Normally, unemployment insurance is a form of insurance. Employers pay premiums for their employees, and those premiums are used to pay benefits should those employees become unemployed. Both premiums and benefits are based on wages, covering some fraction of income for some limited period of time - typically up to 26 weeks - while the employee finds a new position similar to work he has done in the past. During a recession, the federal government often funds an extension to unemployment benefits on the theory that it takes longer to find a similar new position during a recession.
Sometimes, however, getting a similar position may no longer be realistic. Not as many human market makers are needed when there are computers to help with the job. There will probably never again be as many pre-IPO PR jobs available as there were during the dot com bubble. In these cases, extended unemployment benefits can simply facilitate denial: they'll encourage people to turn down realistic job offers while they hold out for their dream job that no longer exists.
There is data available to quantify this effect. Studies regarding extension of benefits indicate that it causes the average unemployment period to increase by between 4.2 and 10.6 weeks - 8% to 20% of the additional benefit time.
That's why Congress' recent refusal to continue extending unemployment benefits beyond the basic period is likely to be the best jobs creation program of this year. Unemployment benefits had been extended to 99 weeks - nearly two years - and now they will be going back down to the regular 26 week range. Doing the arithmetic, we should expect a reduction in the unemployment rate of about a percentage point - from 9.5% to 8.5% - as the change takes hold.
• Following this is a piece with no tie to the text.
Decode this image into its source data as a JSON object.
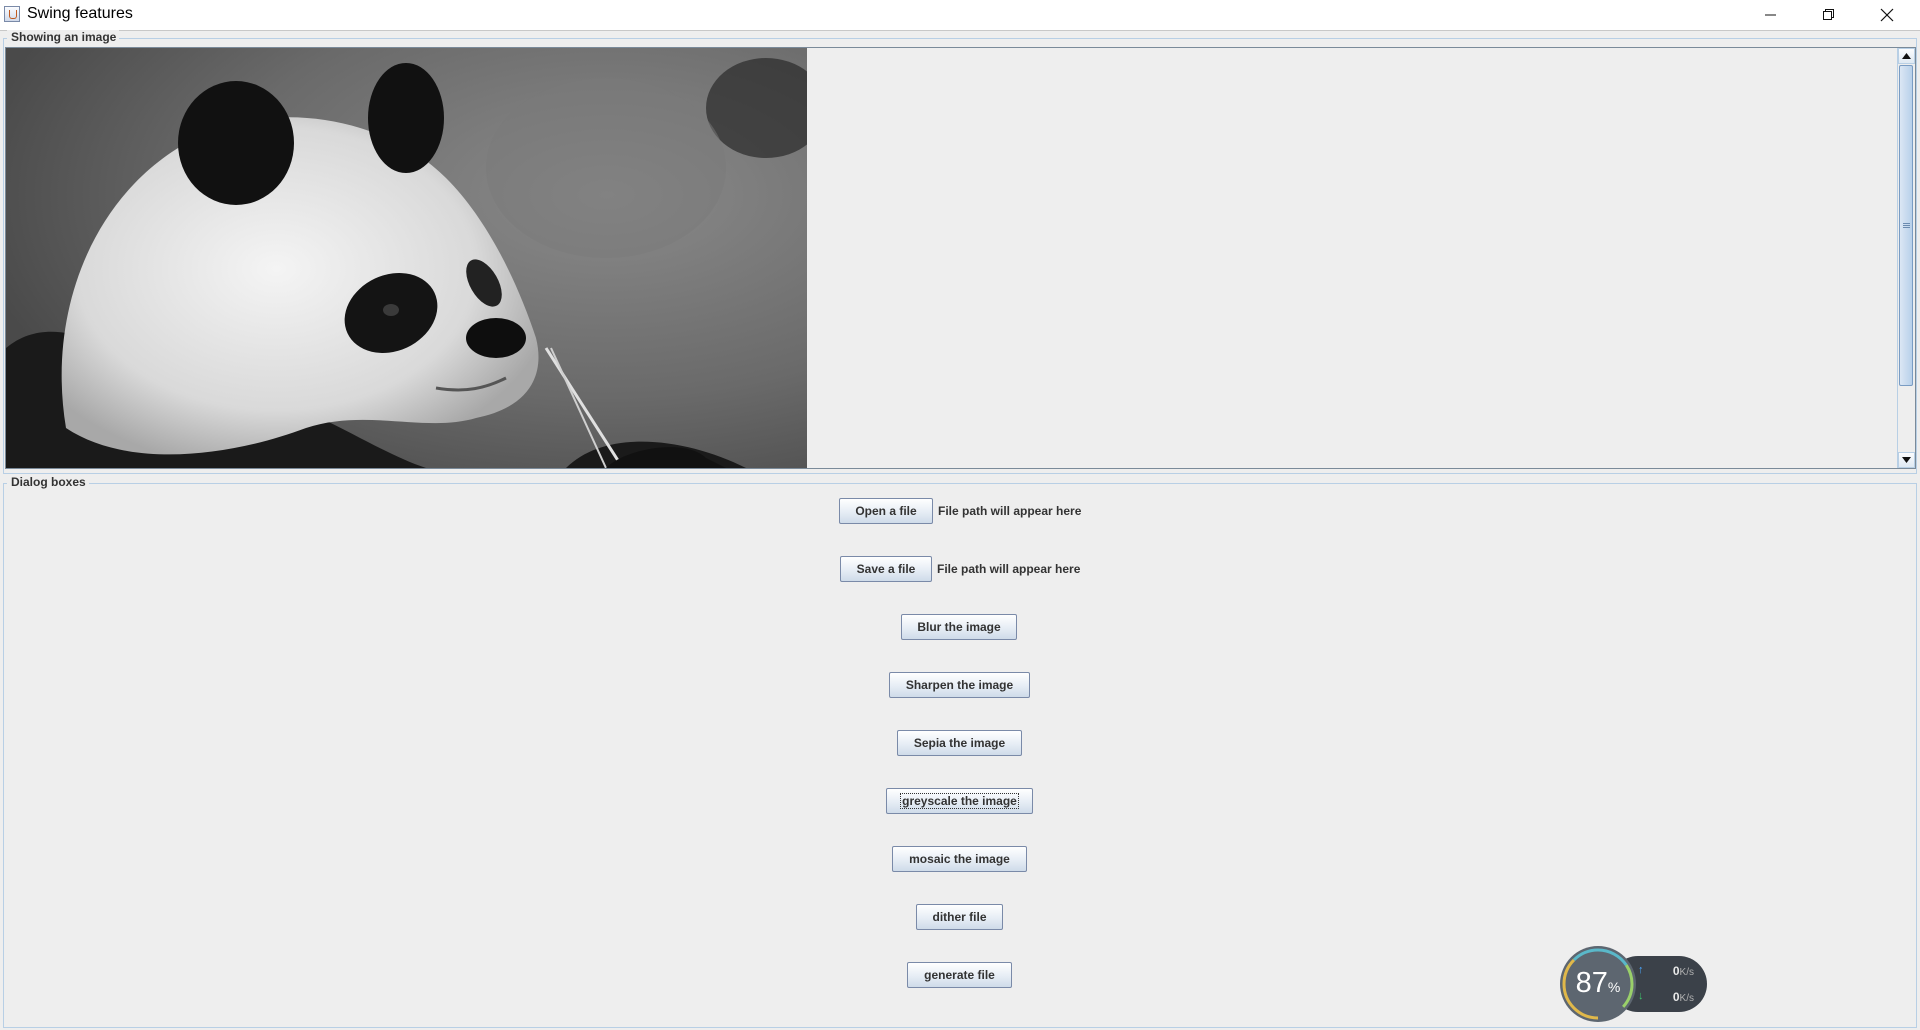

Data and anecdotes on the effect of insurance on unemployment
Another place unemployment benefits go: